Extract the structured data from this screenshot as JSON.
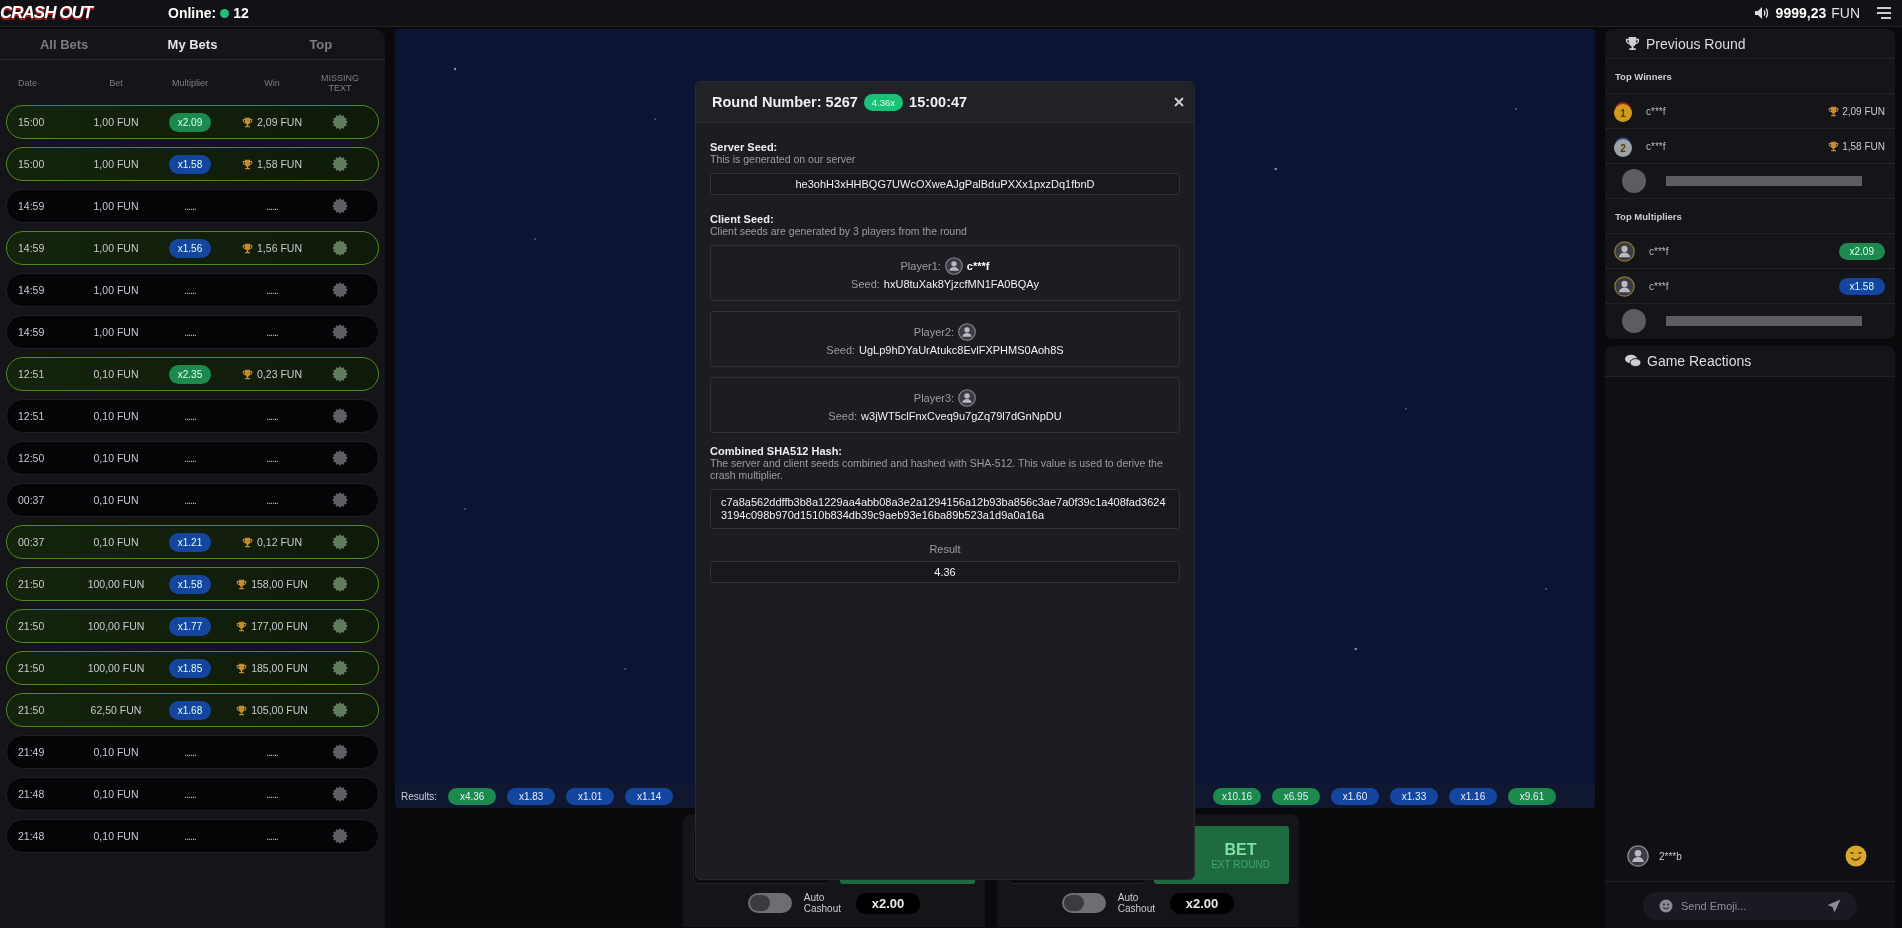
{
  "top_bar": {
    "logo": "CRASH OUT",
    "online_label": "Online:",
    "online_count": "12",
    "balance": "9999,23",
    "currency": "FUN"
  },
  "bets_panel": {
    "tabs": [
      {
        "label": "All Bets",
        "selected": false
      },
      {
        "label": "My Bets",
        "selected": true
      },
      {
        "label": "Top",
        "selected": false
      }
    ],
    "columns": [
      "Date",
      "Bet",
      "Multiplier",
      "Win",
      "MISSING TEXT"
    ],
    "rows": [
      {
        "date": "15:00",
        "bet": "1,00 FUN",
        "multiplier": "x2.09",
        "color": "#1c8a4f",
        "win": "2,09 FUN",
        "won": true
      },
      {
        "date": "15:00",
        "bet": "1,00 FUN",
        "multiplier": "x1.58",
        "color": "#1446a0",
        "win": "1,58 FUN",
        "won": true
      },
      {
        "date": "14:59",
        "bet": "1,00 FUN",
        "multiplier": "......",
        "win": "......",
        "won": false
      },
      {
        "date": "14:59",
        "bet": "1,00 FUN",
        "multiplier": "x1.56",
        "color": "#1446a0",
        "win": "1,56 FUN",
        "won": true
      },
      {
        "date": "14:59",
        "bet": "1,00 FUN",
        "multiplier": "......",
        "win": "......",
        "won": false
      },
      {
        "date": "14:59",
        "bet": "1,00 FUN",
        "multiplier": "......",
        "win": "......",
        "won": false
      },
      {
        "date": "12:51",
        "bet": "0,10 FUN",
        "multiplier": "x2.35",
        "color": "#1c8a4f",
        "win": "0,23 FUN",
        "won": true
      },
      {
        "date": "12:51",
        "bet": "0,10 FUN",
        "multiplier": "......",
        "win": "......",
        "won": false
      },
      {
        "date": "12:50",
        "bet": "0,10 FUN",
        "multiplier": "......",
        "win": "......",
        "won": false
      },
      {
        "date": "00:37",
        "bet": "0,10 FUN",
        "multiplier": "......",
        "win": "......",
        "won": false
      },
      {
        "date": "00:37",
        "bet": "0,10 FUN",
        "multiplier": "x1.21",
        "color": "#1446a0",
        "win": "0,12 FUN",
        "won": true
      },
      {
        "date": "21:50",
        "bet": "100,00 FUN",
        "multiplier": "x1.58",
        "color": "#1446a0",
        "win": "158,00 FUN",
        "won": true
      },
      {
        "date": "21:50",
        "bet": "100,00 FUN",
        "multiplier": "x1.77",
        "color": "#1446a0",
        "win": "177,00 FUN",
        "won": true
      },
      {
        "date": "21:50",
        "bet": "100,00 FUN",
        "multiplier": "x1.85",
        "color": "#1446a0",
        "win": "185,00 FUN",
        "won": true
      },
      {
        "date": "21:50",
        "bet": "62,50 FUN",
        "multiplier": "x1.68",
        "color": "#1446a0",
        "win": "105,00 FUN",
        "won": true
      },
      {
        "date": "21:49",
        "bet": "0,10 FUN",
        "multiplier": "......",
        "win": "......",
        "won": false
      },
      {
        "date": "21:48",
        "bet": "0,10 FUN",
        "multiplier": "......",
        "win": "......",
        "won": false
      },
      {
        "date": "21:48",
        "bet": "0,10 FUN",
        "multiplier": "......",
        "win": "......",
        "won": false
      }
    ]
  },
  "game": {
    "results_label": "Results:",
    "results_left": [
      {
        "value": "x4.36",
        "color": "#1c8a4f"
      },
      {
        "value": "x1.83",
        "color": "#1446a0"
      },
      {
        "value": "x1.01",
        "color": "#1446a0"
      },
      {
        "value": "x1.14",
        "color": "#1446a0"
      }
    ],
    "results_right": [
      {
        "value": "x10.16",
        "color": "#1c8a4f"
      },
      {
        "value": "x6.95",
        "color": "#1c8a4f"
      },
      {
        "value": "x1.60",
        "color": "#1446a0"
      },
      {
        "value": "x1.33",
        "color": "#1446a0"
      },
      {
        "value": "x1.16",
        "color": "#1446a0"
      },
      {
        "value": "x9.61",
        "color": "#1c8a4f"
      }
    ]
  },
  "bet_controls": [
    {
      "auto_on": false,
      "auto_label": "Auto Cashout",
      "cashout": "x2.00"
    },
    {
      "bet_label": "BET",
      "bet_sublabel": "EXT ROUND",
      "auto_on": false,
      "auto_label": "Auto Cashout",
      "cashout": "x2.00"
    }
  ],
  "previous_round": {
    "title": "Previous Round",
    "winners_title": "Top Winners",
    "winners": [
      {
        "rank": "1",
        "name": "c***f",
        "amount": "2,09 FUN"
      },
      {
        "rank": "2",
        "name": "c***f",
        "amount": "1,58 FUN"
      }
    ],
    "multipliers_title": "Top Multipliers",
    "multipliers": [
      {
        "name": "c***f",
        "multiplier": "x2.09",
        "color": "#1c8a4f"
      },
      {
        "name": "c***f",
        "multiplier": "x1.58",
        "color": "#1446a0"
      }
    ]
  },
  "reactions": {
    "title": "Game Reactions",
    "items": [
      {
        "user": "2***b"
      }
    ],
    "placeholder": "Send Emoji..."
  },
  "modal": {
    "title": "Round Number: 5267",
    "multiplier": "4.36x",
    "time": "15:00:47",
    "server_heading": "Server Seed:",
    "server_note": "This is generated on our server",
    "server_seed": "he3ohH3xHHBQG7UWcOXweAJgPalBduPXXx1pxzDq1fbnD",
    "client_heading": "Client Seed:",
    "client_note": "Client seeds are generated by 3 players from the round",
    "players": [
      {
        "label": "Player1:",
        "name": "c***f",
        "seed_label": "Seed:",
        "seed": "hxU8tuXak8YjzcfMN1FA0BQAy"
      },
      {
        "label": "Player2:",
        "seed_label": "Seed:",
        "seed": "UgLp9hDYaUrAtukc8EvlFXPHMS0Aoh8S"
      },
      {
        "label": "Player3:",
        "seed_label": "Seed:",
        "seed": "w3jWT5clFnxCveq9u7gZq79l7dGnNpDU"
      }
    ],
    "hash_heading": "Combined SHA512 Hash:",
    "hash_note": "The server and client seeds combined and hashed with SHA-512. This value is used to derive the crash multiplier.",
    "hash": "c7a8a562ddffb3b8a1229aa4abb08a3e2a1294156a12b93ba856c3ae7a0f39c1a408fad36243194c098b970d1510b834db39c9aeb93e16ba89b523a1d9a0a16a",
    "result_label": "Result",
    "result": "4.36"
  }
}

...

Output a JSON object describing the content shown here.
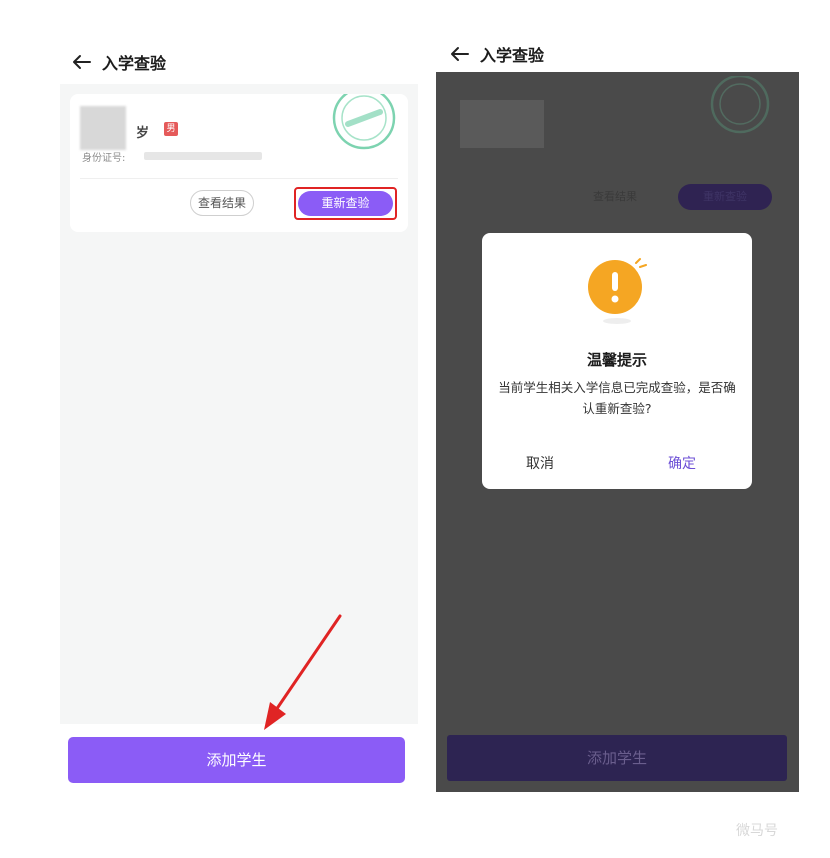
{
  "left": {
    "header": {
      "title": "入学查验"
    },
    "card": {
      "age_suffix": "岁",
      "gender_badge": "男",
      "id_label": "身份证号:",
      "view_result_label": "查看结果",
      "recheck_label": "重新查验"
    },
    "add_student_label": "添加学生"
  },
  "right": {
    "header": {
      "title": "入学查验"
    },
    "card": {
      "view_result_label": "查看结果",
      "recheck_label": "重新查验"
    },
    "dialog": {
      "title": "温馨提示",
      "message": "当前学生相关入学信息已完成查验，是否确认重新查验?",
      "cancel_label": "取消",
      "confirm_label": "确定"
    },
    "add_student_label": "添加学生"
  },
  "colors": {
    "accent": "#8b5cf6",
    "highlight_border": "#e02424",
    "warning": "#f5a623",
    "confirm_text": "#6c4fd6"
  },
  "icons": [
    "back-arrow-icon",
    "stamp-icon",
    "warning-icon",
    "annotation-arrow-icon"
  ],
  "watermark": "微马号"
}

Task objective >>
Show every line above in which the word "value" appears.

Written response >>
        "value": "x4.36",
        "value": "x1.83",
        "value": "x1.01",
        "value": "x1.14",
        "value": "x10.16",
        "value": "x6.95",
        "value": "x1.60",
        "value": "x1.33",
        "value": "x1.16",
        "value": "x9.61",
    "hash_note": "The server and client seeds combined and hashed with SHA-512. This value is used to derive the crash multiplier.",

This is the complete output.